May 2, 2013
Facebook has won out over the so-called ‘typosquatters’ it launched suit against in 2011 — gaining the right to more than 100 domains as well as $2.8 million in damages.
The U.S. District Court for Northern California ruled that the people and companies with domain names similar to Facebook “registered infringing domains and created landing pages in bad faith.”
Domains such as faceboko.com, facemook.com and facebobk.com were created in the hopes of confusing and profiting from Web users who make a typing error when trying to find Facebook, the judge said, adding that they violated the U.S. Anticybersquatting Consumer Protection Act.
While the defendants with only a few domain names were ordered to pay between $5,000 and $20,000, those with large numbers of similar domains will have to shell out more money.
Defendant Michael Suggs must pay $705,000 while another defendant, Newgate, was ordered to pay $1.34 million.

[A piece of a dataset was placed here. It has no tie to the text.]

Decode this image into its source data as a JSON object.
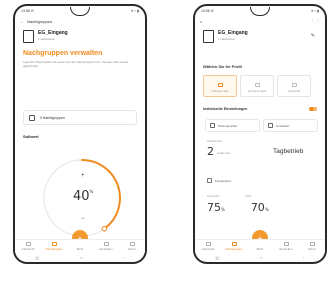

“We are pleased with the court’s recommendation,” Facebook associate general counsel Craig Clark said in a statement. “We will continue to use all the tools at our disposal to enforce against those who attempt to take advantage of the people who use our service.”
Yahoo Nabs To-Do App Astrid
To-do list app Astrid is now part of the Yahoo family. The technology giant has acquired the app for an undisclosed sum.
Astrid will continue “to work as is” for the next three months, although it will no longer accept new premium subscriptions.
“When we set out to build Astrid, we sought to help as many people as possible become happier, healthier and more productive,” wrote CEO Jon Paris in a blog post. “We’re really excited to join the mobile team and continue this work with Yahoo’s goal of ‘making the world’s daily habits more inspiring and entertaining.’
“We are grateful to the more than four million of you who have downloaded our apps, to those who have shared Astrid with friends, family and co-workers, and to all who encouraged us with your kind words along the way. You honored us in so many ways, and we won’t forget you.”
The purchase is part and parcel of CEO Marissa Mayer’s continued push to improve Yahoo’s mobile offerings. Mayer in recent months has also acquired popular news-reading app Summly (for nearly $30 million); Alike, a mobile app that recommends new places to visit based on users’ interests; Snip.it, a social platform for collecting, organizing and sharing articles, videos and images on the Web; and OnTheAir, a small startup specializing in broadcasting video chats or interviews to online audiences.
Amazon Kindle Update Offers Tools for Blind, Visually-Impaired Users
Amazon has updated its Kindle for iOS reading app with tools to better enable blind and visually-impaired users “to navigate their Kindle libraries, read and interact with their books.”
The read aloud feature, which uses Apple’s VoiceOver technology, is available for more than 1.8 million Kindle titles, according to a company press release.
The tools also allow users to “seamlessly navigate” within their library or book, with consistent title, menu and button names. Users can easily go to a specific page within a book or sort books in the library by author or title.
Another feature allows for reading character-by-character, word-by-word, line-by-line, or continuously, as well as move forward or backward in the text.
Yet another feature enables users to add and delete notes, bookmarks, and highlights.
“With this update, we’re also making customer-favorite features—such as X-Ray, End Actions, sharing, highlighting and bookmarking—more accessible,” said Amazon Kindle vice-president Dorothy Nicholls. “We look forward to continuing to develop and extend our accessibility features on Kindle Fire and our other Kindle apps.”